Surg Obes Relat Dis 9:701-5. 2013..Our objective was to estimate the amount of postoperative weight loss, change in co-morbidity status, and complications after LAGB. The setting was LAGB surgical centers in Washington state...
- The impact of accreditation on safety and cost of bariatric surgerySteve Kwon
Surgical Outcomes Research Center in the Department of Surgery and the Department of Health Services, University of Washington, Seattle, Washington
Surg Obes Relat Dis 9:617-22. 2013..We used inpatient care data of those with employer-sponsored insurance plans across United States using the MarketScan Commercial Claims and Encounter Database (2003-2009)...
- Association between health-related quality of life and body mass after adjustable gastric banding: a nonlinear approachVincent W Lin
Pharmaceutical Outcomes Research and Policy Program, University of Washington, Seattle, WA 98195, USA
Value Health 16:823-9. 2013..To estimate the relationship between health utilities and body mass index (BMI) among a cohort of obese patients who underwent laparoscopic adjustable gastric banding (LAGB)...

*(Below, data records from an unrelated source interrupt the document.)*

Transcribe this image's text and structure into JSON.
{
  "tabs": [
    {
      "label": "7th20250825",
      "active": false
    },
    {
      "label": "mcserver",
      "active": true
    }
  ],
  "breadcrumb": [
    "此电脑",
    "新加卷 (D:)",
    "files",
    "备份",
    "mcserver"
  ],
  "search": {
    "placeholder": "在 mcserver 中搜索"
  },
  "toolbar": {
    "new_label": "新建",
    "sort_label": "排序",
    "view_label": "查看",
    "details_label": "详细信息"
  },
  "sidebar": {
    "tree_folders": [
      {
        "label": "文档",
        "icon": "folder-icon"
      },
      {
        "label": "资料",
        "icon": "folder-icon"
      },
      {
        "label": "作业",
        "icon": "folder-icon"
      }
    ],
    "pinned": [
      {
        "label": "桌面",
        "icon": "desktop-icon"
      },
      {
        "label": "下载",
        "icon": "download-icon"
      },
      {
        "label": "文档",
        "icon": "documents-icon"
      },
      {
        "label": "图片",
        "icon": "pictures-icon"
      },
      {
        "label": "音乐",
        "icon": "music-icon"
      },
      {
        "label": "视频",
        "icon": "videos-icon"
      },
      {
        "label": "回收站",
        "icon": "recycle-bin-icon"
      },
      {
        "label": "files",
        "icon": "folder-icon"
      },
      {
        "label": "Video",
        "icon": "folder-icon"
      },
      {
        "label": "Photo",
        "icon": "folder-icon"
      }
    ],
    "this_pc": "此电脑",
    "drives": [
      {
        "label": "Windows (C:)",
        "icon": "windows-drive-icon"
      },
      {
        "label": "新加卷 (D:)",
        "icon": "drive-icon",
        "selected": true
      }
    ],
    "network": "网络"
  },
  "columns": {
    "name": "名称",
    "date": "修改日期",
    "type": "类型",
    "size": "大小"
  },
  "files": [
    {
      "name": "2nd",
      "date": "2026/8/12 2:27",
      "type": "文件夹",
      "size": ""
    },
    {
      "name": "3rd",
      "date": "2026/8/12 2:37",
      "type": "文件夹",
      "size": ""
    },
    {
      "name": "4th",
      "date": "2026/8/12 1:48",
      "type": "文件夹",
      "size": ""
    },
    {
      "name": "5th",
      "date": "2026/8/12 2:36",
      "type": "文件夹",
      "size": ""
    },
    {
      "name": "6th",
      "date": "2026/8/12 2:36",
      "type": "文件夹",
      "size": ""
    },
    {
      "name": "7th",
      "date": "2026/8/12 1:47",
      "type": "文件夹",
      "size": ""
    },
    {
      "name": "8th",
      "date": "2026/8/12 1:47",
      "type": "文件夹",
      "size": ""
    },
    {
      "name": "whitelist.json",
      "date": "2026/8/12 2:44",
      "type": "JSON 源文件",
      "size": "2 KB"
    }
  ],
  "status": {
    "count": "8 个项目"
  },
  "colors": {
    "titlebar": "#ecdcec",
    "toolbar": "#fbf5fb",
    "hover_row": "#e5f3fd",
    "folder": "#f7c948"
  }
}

- The use, safety and cost of bariatric surgery before and after Medicare's national coverage decisionDavid R Flum
University of Washington Schools of Medicine, Pharmacy and Public Health, Seattle, WA, USA
Ann Surg 254:860-5. 2011..To determine the impact of the Centers for Medicare and Medicaid Services' (CMS) bariatric surgery national coverage decision (NCD) on the use, safety, and cost of care CMS beneficiaries...
- Early mortality among Medicare beneficiaries undergoing bariatric surgical proceduresDavid R Flum
Department of Surgery, University of Washington, Seattle, Wash 98195 7183, USA
JAMA 294:1903-8. 2005..Case series demonstrate that bariatric surgery can be performed with a low rate of perioperative mortality (0.5%), but the rate among high-risk patients and the community at large is unknown...
- Cost-effectiveness analysis of laparoscopic gastric bypass, adjustable gastric banding, and nonoperative weight loss interventionsLeon Salem
Department of Surgery, University of Washington School of Medicine, Seattle, Washington 98195 6410, USA
Surg Obes Relat Dis 4:26-32. 2008..We designed a model to evaluate the incremental cost-effectiveness of these procedures compared with nonoperative weight loss interventions and with each other...